Work request :: When a line below contains the word "price", copy that line.

(Extracted data Opens)

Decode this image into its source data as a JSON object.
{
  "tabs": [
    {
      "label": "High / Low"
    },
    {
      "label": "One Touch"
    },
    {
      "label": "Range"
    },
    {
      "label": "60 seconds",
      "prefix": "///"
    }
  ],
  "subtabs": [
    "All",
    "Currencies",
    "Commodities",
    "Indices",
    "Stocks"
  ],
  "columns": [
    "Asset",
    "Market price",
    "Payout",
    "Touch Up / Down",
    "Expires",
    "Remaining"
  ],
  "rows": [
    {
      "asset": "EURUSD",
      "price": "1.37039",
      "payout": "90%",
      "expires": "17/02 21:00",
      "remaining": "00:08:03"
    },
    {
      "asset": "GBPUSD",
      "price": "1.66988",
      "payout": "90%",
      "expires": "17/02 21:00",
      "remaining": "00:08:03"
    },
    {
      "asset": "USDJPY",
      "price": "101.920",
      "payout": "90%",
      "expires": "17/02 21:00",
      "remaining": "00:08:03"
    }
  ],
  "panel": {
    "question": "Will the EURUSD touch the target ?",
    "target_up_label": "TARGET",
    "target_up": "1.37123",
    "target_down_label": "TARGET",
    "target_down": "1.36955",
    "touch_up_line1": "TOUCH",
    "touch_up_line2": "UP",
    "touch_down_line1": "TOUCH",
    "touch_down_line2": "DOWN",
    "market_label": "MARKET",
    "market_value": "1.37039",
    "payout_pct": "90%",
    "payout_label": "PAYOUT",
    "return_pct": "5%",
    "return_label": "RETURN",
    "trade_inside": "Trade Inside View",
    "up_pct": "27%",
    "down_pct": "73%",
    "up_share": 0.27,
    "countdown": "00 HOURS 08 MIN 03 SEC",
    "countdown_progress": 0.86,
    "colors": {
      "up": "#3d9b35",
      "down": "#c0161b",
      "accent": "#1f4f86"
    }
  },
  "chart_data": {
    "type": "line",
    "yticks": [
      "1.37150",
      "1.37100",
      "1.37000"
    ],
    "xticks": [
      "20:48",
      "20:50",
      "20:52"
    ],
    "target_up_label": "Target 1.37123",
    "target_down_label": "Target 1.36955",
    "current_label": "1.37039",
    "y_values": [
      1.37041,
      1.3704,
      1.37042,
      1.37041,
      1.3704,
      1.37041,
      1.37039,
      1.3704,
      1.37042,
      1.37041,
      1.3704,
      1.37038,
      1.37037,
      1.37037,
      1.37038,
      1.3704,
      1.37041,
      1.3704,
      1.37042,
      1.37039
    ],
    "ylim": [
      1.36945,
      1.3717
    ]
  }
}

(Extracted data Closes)

Answer for the task ::
    "Market price",
      "price": "1.37039",
      "price": "1.66988",
      "price": "101.920",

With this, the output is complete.